Weak prices for unbleached paper and board, plus production problems at some plants, made 1977 a slow year for Union Camp. The Moore-Handley stores had their best year, however, and overall the company’s sales rose only slightly less than usual. The last few years of the decade saw sales continue to climb steadily, and several new plants were opened or acquired, including those at Houston and San Antonio, Texas, and at Kansas City, Missouri.
Through the early 1980s, Union Camp continued to pour hundreds of millions of dollars in capital into its facilities to maintain its high level of production efficiency. While the industry’s operating rate dropped to 85.5% of capacity for 1982, Union’s rate fell only to 90%. Under chairman Peter McLaughlin, the company drastically reduced its use of fossil fuels and by 1984 was generating two-thirds of its own energy needs, primarily using wood waste and spent pulping liquors as fuel.
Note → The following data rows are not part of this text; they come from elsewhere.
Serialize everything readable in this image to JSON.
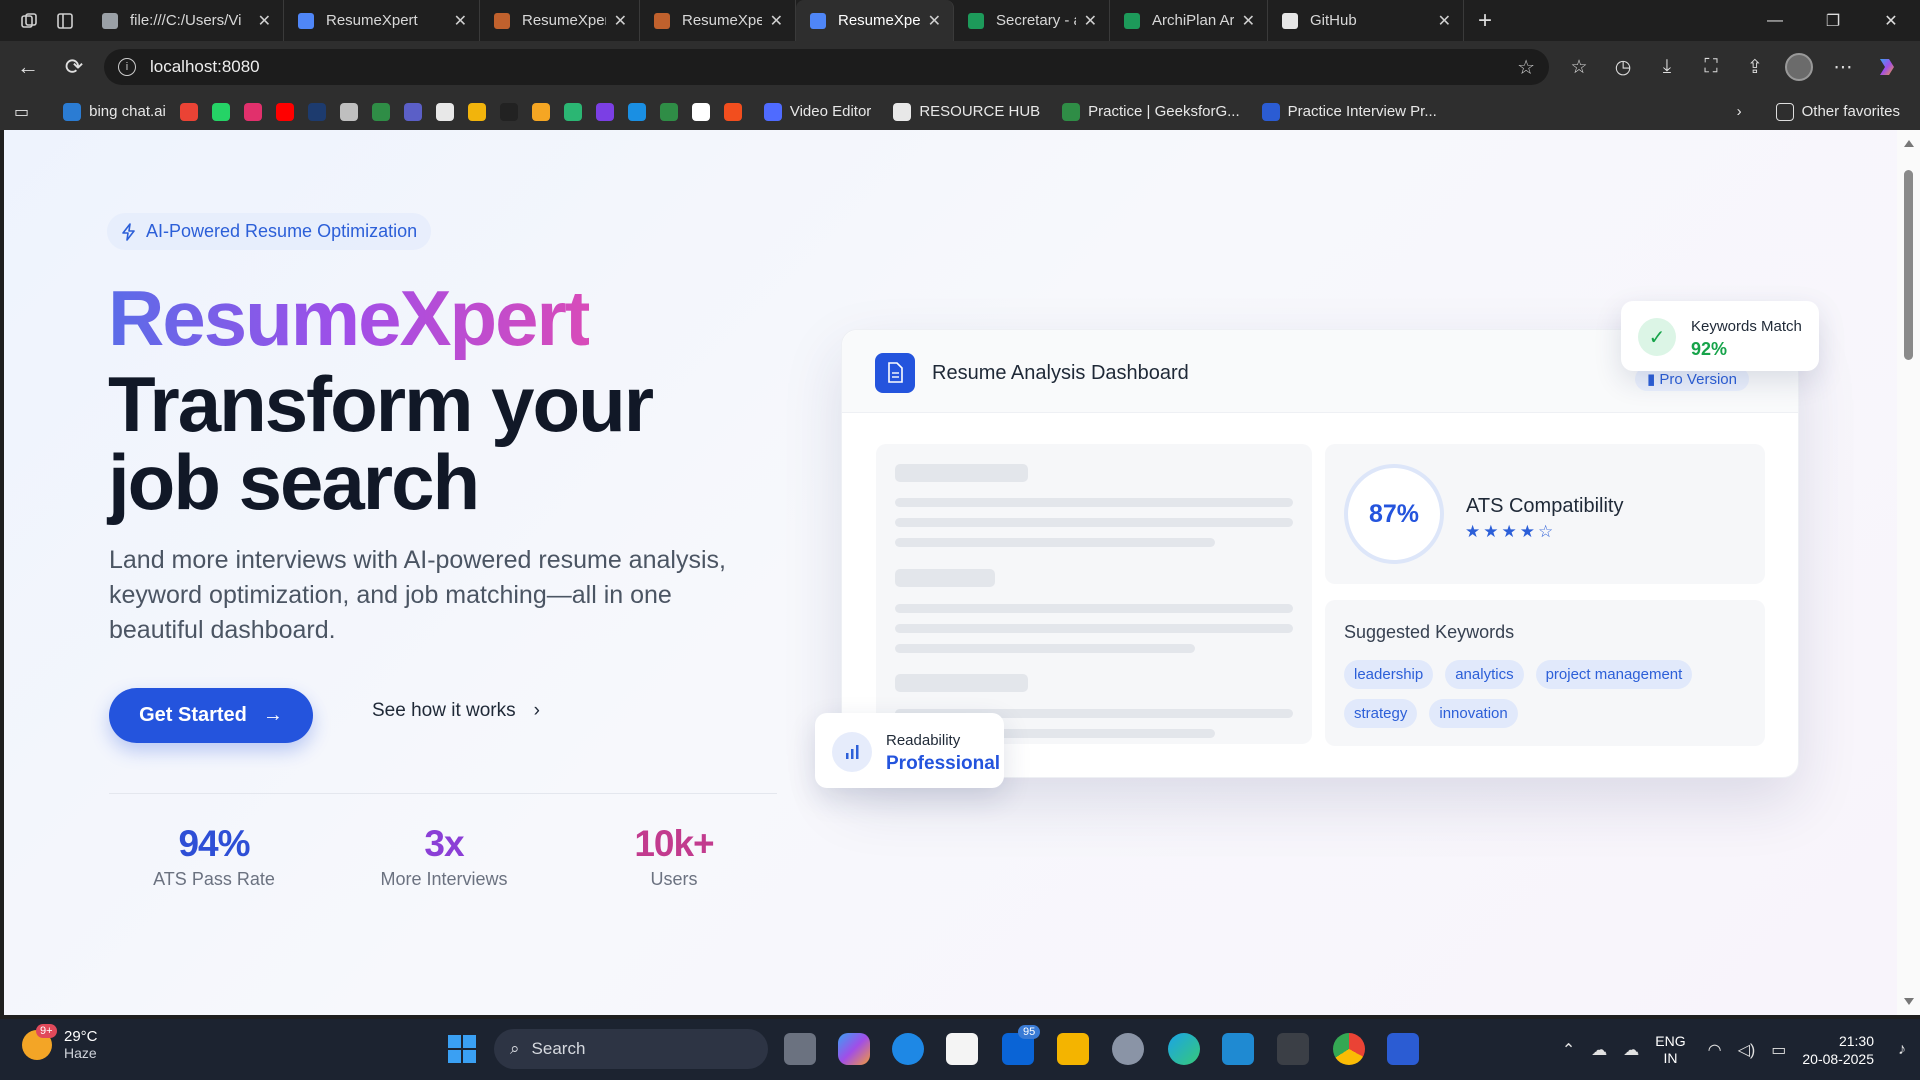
{
  "browser": {
    "tabs": [
      {
        "title": "file:///C:/Users/Vi",
        "color": "#9aa0a6",
        "active": false
      },
      {
        "title": "ResumeXpert",
        "color": "#4f86f7",
        "active": false
      },
      {
        "title": "ResumeXpert – Cl",
        "color": "#c0612d",
        "active": false
      },
      {
        "title": "ResumeXpert – Cl",
        "color": "#c0612d",
        "active": false
      },
      {
        "title": "ResumeXpert",
        "color": "#4f86f7",
        "active": true
      },
      {
        "title": "Secretary - adzun",
        "color": "#1d9a5a",
        "active": false
      },
      {
        "title": "ArchiPlan Archite",
        "color": "#1d9a5a",
        "active": false
      },
      {
        "title": "GitHub",
        "color": "#e6e6e6",
        "active": false
      }
    ],
    "url": "localhost:8080",
    "favorites": [
      {
        "label": "bing chat.ai",
        "color": "#2b7cd3"
      },
      {
        "label": "",
        "color": "#ea4335"
      },
      {
        "label": "",
        "color": "#25d366"
      },
      {
        "label": "",
        "color": "#e1306c"
      },
      {
        "label": "",
        "color": "#ff0000"
      },
      {
        "label": "",
        "color": "#1d3b6e"
      },
      {
        "label": "",
        "color": "#bfbfbf"
      },
      {
        "label": "",
        "color": "#2f8d46"
      },
      {
        "label": "",
        "color": "#5b5fc7"
      },
      {
        "label": "",
        "color": "#e8e8e8"
      },
      {
        "label": "",
        "color": "#f2b40c"
      },
      {
        "label": "",
        "color": "#222222"
      },
      {
        "label": "",
        "color": "#f5a623"
      },
      {
        "label": "",
        "color": "#2bb673"
      },
      {
        "label": "",
        "color": "#7b3fe4"
      },
      {
        "label": "",
        "color": "#1a8fe3"
      },
      {
        "label": "",
        "color": "#2f8d46"
      },
      {
        "label": "",
        "color": "#ffffff"
      },
      {
        "label": "",
        "color": "#f24e1e"
      }
    ],
    "favorites_named": [
      {
        "label": "Video Editor",
        "color": "#4f6bff"
      },
      {
        "label": "RESOURCE HUB",
        "color": "#e8e8e8"
      },
      {
        "label": "Practice | GeeksforG...",
        "color": "#2f8d46"
      },
      {
        "label": "Practice Interview Pr...",
        "color": "#2b5cd3"
      }
    ],
    "other_favorites": "Other favorites"
  },
  "hero": {
    "badge": "AI-Powered Resume Optimization",
    "brand": "ResumeXpert",
    "title": "Transform your job search",
    "description": "Land more interviews with AI-powered resume analysis, keyword optimization, and job matching—all in one beautiful dashboard.",
    "cta_primary": "Get Started",
    "cta_secondary": "See how it works",
    "stats": [
      {
        "value": "94%",
        "label": "ATS Pass Rate",
        "color": "#2e4fd6"
      },
      {
        "value": "3x",
        "label": "More Interviews",
        "color": "#8b3fd6"
      },
      {
        "value": "10k+",
        "label": "Users",
        "color": "#c23b8e"
      }
    ]
  },
  "dashboard": {
    "title": "Resume Analysis Dashboard",
    "pro_label": "Pro Version",
    "ats_score": "87%",
    "ats_title": "ATS Compatibility",
    "ats_rating": 4,
    "ats_rating_max": 5,
    "keywords_title": "Suggested Keywords",
    "keywords": [
      "leadership",
      "analytics",
      "project management",
      "strategy",
      "innovation"
    ],
    "keywords_match_label": "Keywords Match",
    "keywords_match_value": "92%",
    "readability_label": "Readability",
    "readability_value": "Professional"
  },
  "taskbar": {
    "weather_temp": "29°C",
    "weather_desc": "Haze",
    "weather_badge": "9+",
    "search_placeholder": "Search",
    "mail_badge": "95",
    "lang_1": "ENG",
    "lang_2": "IN",
    "time": "21:30",
    "date": "20-08-2025"
  }
}
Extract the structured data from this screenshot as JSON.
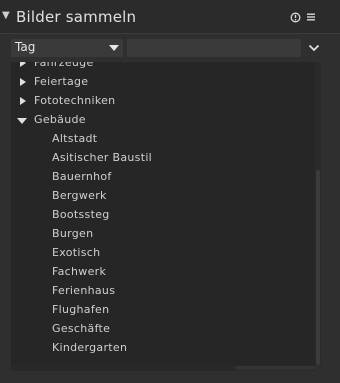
{
  "header": {
    "collapse_icon": "triangle-down",
    "title": "Bilder sammeln",
    "reset_icon": "reset-icon",
    "menu_icon": "hamburger-icon"
  },
  "filter": {
    "property": "Tag",
    "search_value": "",
    "options_icon": "chevron-down-icon"
  },
  "tree": {
    "items": [
      {
        "label": "Fahrzeuge",
        "level": 0,
        "state": "collapsed"
      },
      {
        "label": "Feiertage",
        "level": 0,
        "state": "collapsed"
      },
      {
        "label": "Fototechniken",
        "level": 0,
        "state": "collapsed"
      },
      {
        "label": "Gebäude",
        "level": 0,
        "state": "expanded"
      },
      {
        "label": "Altstadt",
        "level": 1,
        "state": "leaf"
      },
      {
        "label": "Asitischer Baustil",
        "level": 1,
        "state": "leaf"
      },
      {
        "label": "Bauernhof",
        "level": 1,
        "state": "leaf"
      },
      {
        "label": "Bergwerk",
        "level": 1,
        "state": "leaf"
      },
      {
        "label": "Bootssteg",
        "level": 1,
        "state": "leaf"
      },
      {
        "label": "Burgen",
        "level": 1,
        "state": "leaf"
      },
      {
        "label": "Exotisch",
        "level": 1,
        "state": "leaf"
      },
      {
        "label": "Fachwerk",
        "level": 1,
        "state": "leaf"
      },
      {
        "label": "Ferienhaus",
        "level": 1,
        "state": "leaf"
      },
      {
        "label": "Flughafen",
        "level": 1,
        "state": "leaf"
      },
      {
        "label": "Geschäfte",
        "level": 1,
        "state": "leaf"
      },
      {
        "label": "Kindergarten",
        "level": 1,
        "state": "leaf"
      }
    ]
  }
}
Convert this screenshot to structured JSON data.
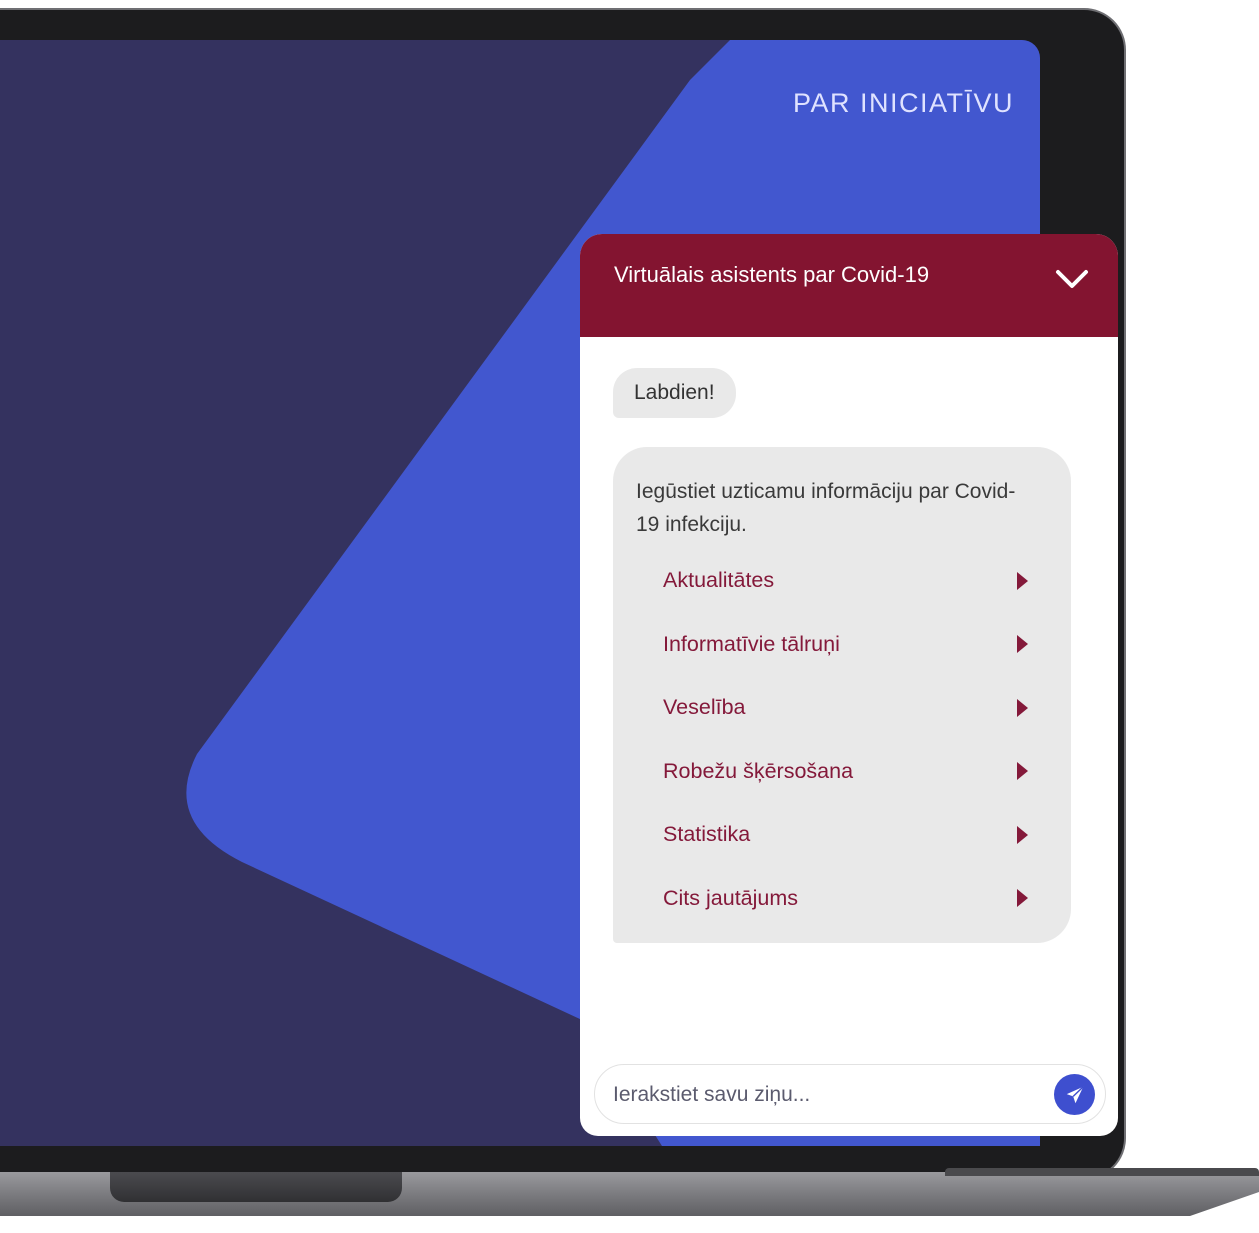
{
  "page": {
    "nav_link": "PAR INICIATĪVU",
    "scroll_icon": "chevron-down-circle-icon"
  },
  "colors": {
    "screen_bg": "#34325f",
    "accent_blue": "#4257cf",
    "chat_header": "#831430",
    "option_text": "#84193a",
    "send_button": "#3e4fcf",
    "bubble_bg": "#e9e9e9"
  },
  "chat": {
    "title": "Virtuālais asistents par Covid-19",
    "collapse_icon": "chevron-down-icon",
    "greeting": "Labdien!",
    "intro": "Iegūstiet uzticamu informāciju par Covid-19 infekciju.",
    "options": [
      {
        "label": "Aktualitātes",
        "icon": "caret-right-icon"
      },
      {
        "label": "Informatīvie tālruņi",
        "icon": "caret-right-icon"
      },
      {
        "label": "Veselība",
        "icon": "caret-right-icon"
      },
      {
        "label": "Robežu šķērsošana",
        "icon": "caret-right-icon"
      },
      {
        "label": "Statistika",
        "icon": "caret-right-icon"
      },
      {
        "label": "Cits jautājums",
        "icon": "caret-right-icon"
      }
    ],
    "input": {
      "value": "",
      "placeholder": "Ierakstiet savu ziņu..."
    },
    "send_icon": "paper-plane-icon"
  }
}
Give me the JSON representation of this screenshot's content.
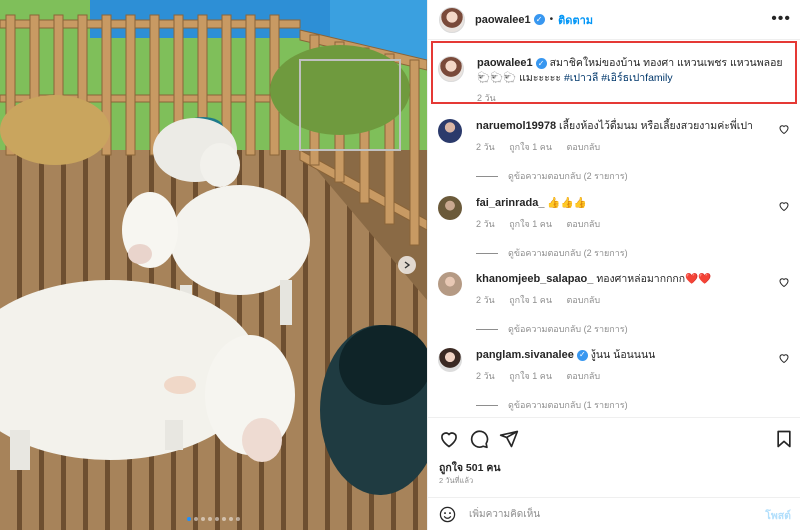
{
  "post": {
    "author": "paowalee1",
    "follow_label": "ติดตาม",
    "separator": "•",
    "more_icon": "more-horizontal-icon"
  },
  "caption": {
    "username": "paowalee1",
    "text": "สมาชิคใหม่ของบ้าน ทองศา แหวนเพชร แหวนพลอย",
    "emoji": "🐑🐑🐑",
    "text2": "แมะะะะะ",
    "tags": [
      "#เปาวลี",
      "#เอิร์ธเปาfamily"
    ],
    "time": "2 วัน"
  },
  "comments": [
    {
      "username": "naruemol19978",
      "text": "เลี้ยงห้องไว้ดื่มนม หรือเลี้ยงสวยงามค่ะพี่เปา",
      "time": "2 วัน",
      "likes": "ถูกใจ 1 คน",
      "reply": "ตอบกลับ",
      "view_replies": "ดูข้อความตอบกลับ (2 รายการ)",
      "verified": false
    },
    {
      "username": "fai_arinrada_",
      "text": "👍👍👍",
      "time": "2 วัน",
      "likes": "ถูกใจ 1 คน",
      "reply": "ตอบกลับ",
      "view_replies": "ดูข้อความตอบกลับ (2 รายการ)",
      "verified": false
    },
    {
      "username": "khanomjeeb_salapao_",
      "text": "ทองศาหล่อมากกกก❤️❤️",
      "time": "2 วัน",
      "likes": "ถูกใจ 1 คน",
      "reply": "ตอบกลับ",
      "view_replies": "ดูข้อความตอบกลับ (2 รายการ)",
      "verified": false
    },
    {
      "username": "panglam.sivanalee",
      "text": "งู้นน น้อนนนน",
      "time": "2 วัน",
      "likes": "ถูกใจ 1 คน",
      "reply": "ตอบกลับ",
      "view_replies": "ดูข้อความตอบกลับ (1 รายการ)",
      "verified": true
    }
  ],
  "footer": {
    "likes": "ถูกใจ 501 คน",
    "date": "2 วันที่แล้ว",
    "comment_placeholder": "เพิ่มความคิดเห็น",
    "post_label": "โพสต์"
  },
  "carousel": {
    "slide_count": 8,
    "active_slide": 1
  },
  "colors": {
    "accent": "#0095f6",
    "verified": "#3897f0",
    "highlight_border": "#e53935",
    "heart": "#e0245e"
  }
}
Union vastly increased its chemicals operations with the 1982 purchase of Bush Boake Allen, makers of fragrance and flavor chemicals.
In 1984 the sale of the Moore-Handley business was completed, reaffirming the company’s commitment to its core paper, packaging, and chemicals businesses. The same year, production began at the huge new mill in Eastover, South Carolina. Profits in 1985, however, were only about half of the previous year’s. Reasons for this included an extremely strong dollar, falling paper prices, increasing white-paper production capacity, and competition from foreign companies. This was followed, however, by several years of excellent profits, 1989’s being triple the earnings of the off-year of 1985. Because of the $1.4 billion capital investment during this period, Union Camp’s production rose by 17%, and its mills produced in general first-quality business paper at a much better rate than the industry as a whole. The company ended the 1980s by recording new highs in sales and earnings.
Union Camp’s history is one of growth through emphasis on efficient and low-cost production, which is reflected in its long-standing policy of liberal investment in its facilities and careful attention to the value of its properties. Because of these strengths, Union Camp’s chances for further growth and diversification seem secure in spite of the volatility of the forest products industry. The relationship between the paper industry and growing fields that rely heavily on computers, and therefore mountains of white paper, also holds promise for its future.
Branitek Inc.; Branigar Organization, Inc.; Sherwood & James Advertising, Inc.; Translates Properties, Inc.; Bush Boake Allen Ltd. (U.K.); Cartonajes Union, S.A. (Spain, 81%).
“Union Bag & Paper Corp.,” Fortune, August 1937; “Brief History of Union Bag & Paper Corporation,” Union Camp corporate typescript, [n.d.].
—Robert R. Jacobson